What: We’re adding a new merlin single occurrences command and support for the LSP textDocument/references request. To do that, we’re extending the compiler’s Shapes to support global occurences, building a tool that generates an index of identifiers in a codebase and adding support for it in Dune, Merlin, and OCaml LSP.


  • We continued working on the compiler PR for project-wide occurrences, notably adding support for inline records’ labels. The PR is now ready for the next round of reviews. – ocaml/ocaml#12508
  • Concurrently, we continued working on the tools involved in providing occurrences. We are still on track for releasing an experimental 4.14-based variant of the compiler to gather feedback on the feature before the end of the year. Our current aim is to provide official project-wide occurrences support in OCaml 5.2. – voodoos/merlin#8, voodoos/ocaml-lsp#2, voodoos/dune#2, ocaml-index#5

[Merlin] Improving Merlin’s Performance (W19)

Contributed by: @pitag (Tarides), @Engil (Tarides), @3Rafal (Tarides)

Why: Some Merlin queries have been shown to scale poorly in large codebases, making the editor experience subpar, with users reporting that they sometime must wait for a few seconds to get the answer for Merlin. This is obviously a major issue that hurts developer experience, so we’re working on improving Merlin performance when it falls short.

What: We’re building benchmarking and fuzzy-testing CIs to continuously benchmark and test Merlin. We’re addressing the performance bottlenecks identified from profiling Merlin and analysing benchmarking results.


  • We’ve continued our work on a fuzzy-testing CI for Merlin. Our first approach was to persist the testing data in sync with the Merlin commit history. However, that implied dealing with all kinds of data races when comparing the data between a PR and its base branch, when generating and persisting new data, and when approving changes. To avoid that, in October we experimented with a simpler approach that regenerates the data for every CI run - without compromising on CI run time. The new approach seems promising.
  • We’ve also come back to work on Merlin performance improvements. We plan to optimise Merlin’s space-time trade-off by experimenting (on an opt-in basis) with different lifetimes for the cmi-cache and cmt-cache. For that, we’re adding information about Merlin’s memory usage to its telemetry. Furthermore, we’ve looked into refining the typer cache granularity and have analysed its challenges.

I wonder what the source of these performance bottlenecks typically is. Do you have examples of such reports, where the cause of the few-second slowdowns have been analyzed and found?

Do you have examples of such reports, where the cause of the few-second slowdowns have been analyzed and found?

There are different examples with different causes:

  1. On files with many dependencies, the type checker can take several seconds, particularly if the cmi-dependencies need to be loaded into memory (i.e. if Merlin’s file cache is still cold).

  2. Even when Merlin has the cmi-dependencies in memory, the typer takes long on very long files.

  3. When running locate on items with a deep dependency depth, loading the cmt-files is a huge performance bottleneck as well.

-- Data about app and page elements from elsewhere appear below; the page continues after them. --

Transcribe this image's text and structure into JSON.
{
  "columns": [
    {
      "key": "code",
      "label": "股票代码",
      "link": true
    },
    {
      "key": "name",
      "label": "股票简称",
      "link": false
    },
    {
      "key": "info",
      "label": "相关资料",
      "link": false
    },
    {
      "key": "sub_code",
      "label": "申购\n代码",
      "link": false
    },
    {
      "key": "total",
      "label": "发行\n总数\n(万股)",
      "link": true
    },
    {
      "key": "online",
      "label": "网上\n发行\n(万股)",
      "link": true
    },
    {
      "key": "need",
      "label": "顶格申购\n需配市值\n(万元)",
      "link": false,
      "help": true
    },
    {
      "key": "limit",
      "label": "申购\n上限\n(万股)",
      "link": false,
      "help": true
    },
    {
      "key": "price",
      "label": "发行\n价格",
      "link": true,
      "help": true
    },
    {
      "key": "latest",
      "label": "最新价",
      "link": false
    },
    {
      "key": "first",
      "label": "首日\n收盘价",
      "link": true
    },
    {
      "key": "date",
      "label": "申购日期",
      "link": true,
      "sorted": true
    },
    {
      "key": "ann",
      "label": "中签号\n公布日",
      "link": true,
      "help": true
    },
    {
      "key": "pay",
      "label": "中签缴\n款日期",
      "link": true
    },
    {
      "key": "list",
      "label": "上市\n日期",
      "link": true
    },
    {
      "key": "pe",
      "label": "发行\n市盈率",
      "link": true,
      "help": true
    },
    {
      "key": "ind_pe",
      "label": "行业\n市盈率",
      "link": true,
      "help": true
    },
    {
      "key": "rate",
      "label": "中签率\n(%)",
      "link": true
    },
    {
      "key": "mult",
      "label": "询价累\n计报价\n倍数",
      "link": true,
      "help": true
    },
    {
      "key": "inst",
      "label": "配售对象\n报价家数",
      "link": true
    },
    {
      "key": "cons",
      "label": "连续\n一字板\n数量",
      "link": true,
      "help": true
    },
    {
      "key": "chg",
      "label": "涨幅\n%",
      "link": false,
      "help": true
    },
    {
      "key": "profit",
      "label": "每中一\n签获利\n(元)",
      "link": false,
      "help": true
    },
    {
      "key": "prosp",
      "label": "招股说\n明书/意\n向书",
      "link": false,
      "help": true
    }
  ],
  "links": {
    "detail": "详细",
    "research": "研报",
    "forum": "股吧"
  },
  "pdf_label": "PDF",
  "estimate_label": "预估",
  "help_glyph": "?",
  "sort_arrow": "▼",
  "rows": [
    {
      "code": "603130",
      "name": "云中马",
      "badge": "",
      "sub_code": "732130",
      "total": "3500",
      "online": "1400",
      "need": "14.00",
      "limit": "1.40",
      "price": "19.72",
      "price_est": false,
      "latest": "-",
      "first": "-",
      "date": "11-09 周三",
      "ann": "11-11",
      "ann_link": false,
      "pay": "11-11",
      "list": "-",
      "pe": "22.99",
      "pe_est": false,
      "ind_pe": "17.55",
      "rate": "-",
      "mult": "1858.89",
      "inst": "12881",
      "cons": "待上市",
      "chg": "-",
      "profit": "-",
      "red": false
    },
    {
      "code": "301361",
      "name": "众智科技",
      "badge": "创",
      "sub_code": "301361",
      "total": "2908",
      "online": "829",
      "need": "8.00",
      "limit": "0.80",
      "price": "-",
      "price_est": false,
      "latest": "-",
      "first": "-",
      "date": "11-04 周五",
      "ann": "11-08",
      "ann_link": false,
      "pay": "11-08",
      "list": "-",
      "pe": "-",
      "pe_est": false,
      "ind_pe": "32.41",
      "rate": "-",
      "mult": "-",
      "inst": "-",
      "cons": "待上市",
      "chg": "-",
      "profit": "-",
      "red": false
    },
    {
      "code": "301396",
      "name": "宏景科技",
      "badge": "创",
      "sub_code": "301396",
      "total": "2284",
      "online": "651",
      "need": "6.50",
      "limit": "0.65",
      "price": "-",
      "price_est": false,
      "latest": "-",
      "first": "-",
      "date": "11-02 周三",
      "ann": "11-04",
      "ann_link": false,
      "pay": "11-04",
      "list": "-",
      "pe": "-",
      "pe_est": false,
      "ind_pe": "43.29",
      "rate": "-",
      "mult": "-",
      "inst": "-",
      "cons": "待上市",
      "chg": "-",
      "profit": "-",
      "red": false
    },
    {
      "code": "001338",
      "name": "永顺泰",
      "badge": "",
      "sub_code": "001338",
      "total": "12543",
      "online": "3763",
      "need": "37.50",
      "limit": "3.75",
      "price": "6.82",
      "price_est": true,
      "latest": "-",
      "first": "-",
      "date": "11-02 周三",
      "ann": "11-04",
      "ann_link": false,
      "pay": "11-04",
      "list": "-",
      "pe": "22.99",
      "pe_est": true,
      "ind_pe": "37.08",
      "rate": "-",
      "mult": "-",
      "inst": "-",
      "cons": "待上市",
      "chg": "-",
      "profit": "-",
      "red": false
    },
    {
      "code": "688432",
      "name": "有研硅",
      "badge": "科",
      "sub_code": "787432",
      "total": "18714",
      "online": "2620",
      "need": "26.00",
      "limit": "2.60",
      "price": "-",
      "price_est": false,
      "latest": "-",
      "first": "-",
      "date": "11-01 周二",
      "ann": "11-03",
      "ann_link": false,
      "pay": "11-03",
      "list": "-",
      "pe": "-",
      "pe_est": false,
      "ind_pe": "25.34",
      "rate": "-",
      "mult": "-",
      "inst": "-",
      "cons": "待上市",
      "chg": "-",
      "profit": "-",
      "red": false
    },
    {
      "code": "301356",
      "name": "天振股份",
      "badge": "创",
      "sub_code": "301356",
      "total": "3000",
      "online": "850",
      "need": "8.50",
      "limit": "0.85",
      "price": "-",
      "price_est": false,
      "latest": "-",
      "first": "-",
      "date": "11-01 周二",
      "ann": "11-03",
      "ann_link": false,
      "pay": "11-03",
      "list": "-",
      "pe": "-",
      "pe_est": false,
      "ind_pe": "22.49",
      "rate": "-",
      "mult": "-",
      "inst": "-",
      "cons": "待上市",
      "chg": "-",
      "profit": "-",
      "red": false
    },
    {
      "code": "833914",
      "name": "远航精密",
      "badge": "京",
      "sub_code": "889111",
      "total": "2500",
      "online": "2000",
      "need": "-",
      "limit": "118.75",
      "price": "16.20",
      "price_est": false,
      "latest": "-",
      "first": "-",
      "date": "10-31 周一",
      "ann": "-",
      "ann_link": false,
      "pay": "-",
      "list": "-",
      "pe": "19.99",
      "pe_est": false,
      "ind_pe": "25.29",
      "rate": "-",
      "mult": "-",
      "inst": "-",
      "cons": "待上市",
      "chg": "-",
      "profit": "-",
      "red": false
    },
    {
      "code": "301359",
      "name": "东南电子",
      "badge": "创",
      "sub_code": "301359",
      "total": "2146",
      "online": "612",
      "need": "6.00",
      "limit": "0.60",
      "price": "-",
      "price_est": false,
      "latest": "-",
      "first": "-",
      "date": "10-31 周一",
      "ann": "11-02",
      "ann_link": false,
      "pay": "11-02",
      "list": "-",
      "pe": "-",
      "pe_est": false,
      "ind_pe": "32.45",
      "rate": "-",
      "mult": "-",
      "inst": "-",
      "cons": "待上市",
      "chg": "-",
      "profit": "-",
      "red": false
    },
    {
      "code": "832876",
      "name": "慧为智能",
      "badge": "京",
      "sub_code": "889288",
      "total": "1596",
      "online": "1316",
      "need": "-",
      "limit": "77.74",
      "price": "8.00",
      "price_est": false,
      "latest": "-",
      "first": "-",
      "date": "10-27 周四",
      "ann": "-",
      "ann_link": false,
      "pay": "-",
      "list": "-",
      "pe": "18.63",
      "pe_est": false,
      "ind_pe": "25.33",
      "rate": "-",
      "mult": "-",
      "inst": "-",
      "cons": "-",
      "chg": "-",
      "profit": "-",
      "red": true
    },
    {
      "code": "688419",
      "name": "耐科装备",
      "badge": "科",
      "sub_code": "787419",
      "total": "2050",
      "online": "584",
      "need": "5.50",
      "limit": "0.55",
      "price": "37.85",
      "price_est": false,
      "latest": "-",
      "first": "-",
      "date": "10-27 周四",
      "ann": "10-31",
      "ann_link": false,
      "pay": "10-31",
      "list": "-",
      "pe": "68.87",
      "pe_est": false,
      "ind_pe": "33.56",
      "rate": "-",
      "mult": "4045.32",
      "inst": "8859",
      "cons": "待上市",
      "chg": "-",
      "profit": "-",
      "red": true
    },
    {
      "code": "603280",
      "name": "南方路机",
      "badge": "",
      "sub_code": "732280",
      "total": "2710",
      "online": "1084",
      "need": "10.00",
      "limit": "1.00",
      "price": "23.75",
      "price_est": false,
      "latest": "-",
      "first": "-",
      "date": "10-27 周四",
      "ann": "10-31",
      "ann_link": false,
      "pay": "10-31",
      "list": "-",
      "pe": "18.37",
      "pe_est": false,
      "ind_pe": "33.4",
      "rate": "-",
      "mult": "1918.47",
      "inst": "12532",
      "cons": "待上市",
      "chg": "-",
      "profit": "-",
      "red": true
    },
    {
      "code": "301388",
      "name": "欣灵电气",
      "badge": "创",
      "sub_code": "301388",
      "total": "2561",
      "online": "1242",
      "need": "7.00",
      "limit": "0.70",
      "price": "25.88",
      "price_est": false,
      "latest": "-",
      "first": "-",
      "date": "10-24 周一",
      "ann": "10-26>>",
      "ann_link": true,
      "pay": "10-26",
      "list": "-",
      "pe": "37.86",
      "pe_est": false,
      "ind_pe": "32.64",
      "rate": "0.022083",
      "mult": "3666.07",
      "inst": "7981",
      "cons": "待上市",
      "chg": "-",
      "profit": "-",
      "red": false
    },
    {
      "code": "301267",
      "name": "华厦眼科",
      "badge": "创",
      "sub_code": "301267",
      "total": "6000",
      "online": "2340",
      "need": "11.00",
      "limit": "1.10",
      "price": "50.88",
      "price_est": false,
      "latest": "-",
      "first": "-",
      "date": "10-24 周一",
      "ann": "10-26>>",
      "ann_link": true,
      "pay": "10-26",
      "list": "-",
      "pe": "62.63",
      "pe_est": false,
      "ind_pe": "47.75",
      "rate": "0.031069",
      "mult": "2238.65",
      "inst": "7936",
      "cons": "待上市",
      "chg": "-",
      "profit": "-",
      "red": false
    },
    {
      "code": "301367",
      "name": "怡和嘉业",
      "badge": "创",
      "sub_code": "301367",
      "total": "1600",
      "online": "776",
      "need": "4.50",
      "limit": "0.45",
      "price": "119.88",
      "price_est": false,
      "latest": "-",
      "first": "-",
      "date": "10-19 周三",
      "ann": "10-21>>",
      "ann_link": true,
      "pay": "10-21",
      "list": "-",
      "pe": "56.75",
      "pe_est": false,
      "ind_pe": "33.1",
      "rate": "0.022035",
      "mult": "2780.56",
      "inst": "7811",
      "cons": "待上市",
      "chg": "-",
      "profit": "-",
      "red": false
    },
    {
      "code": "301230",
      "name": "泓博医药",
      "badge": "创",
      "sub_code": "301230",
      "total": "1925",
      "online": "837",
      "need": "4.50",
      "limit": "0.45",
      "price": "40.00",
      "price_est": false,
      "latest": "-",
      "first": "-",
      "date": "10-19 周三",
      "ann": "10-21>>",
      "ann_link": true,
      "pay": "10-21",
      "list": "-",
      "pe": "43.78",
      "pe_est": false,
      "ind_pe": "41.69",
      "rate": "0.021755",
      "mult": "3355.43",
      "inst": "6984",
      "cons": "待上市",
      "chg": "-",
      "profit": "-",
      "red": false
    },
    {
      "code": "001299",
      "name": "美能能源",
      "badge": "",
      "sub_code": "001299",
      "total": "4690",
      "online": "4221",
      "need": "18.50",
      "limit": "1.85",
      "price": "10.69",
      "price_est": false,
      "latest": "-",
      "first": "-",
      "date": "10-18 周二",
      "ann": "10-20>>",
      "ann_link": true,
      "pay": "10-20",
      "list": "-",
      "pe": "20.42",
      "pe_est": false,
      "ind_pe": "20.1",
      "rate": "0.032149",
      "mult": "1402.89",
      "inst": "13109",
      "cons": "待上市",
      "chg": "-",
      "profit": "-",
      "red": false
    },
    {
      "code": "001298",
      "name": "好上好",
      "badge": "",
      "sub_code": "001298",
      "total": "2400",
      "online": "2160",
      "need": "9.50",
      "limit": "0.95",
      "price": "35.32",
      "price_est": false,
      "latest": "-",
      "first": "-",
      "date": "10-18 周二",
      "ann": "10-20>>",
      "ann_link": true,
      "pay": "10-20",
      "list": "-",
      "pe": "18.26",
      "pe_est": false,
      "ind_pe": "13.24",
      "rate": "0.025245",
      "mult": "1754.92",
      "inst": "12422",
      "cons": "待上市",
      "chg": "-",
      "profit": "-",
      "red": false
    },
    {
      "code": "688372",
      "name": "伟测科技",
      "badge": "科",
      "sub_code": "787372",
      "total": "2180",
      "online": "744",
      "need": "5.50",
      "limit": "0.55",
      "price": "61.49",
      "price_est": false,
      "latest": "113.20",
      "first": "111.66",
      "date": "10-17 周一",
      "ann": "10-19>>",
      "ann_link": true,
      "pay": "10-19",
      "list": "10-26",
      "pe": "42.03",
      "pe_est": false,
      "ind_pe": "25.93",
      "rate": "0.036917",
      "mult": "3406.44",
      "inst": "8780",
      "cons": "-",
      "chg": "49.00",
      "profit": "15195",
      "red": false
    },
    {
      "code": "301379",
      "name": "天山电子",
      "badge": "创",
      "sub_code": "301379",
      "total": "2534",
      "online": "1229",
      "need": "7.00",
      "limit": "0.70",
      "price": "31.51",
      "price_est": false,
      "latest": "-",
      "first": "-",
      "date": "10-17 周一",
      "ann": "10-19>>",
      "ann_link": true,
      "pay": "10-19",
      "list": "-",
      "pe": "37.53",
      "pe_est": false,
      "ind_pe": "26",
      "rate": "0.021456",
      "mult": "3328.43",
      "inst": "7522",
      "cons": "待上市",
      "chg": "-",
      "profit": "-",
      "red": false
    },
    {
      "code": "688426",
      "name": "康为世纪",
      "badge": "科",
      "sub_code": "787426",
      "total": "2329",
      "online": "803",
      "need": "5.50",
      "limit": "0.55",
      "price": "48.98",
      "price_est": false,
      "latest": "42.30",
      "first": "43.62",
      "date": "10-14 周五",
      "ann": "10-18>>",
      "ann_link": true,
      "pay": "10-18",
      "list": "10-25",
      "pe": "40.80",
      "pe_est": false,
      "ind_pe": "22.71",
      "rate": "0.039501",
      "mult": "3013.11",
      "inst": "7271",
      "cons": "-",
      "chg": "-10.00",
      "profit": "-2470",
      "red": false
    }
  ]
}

  4. Also Merlin’s computations themselves sometimes take a lot longer than expected. We know about performance spikes in query computation of two different natures: a) We know a few concrete queries on concrete locations in concrete files that reproducibly take a lot longer than expected. b) We sometimes (rarely but consistently) observe non-reproducible non-query-specific extreme performance spikes.

Btw, we’re now only talking about the tail, i.e. why Merlin is very slow in very few cases. The median is quite all right (unless working on a very big code base). However, for the median, it also doesn’t help that the ppxlib driver is surprisingly slow in certain circumstances.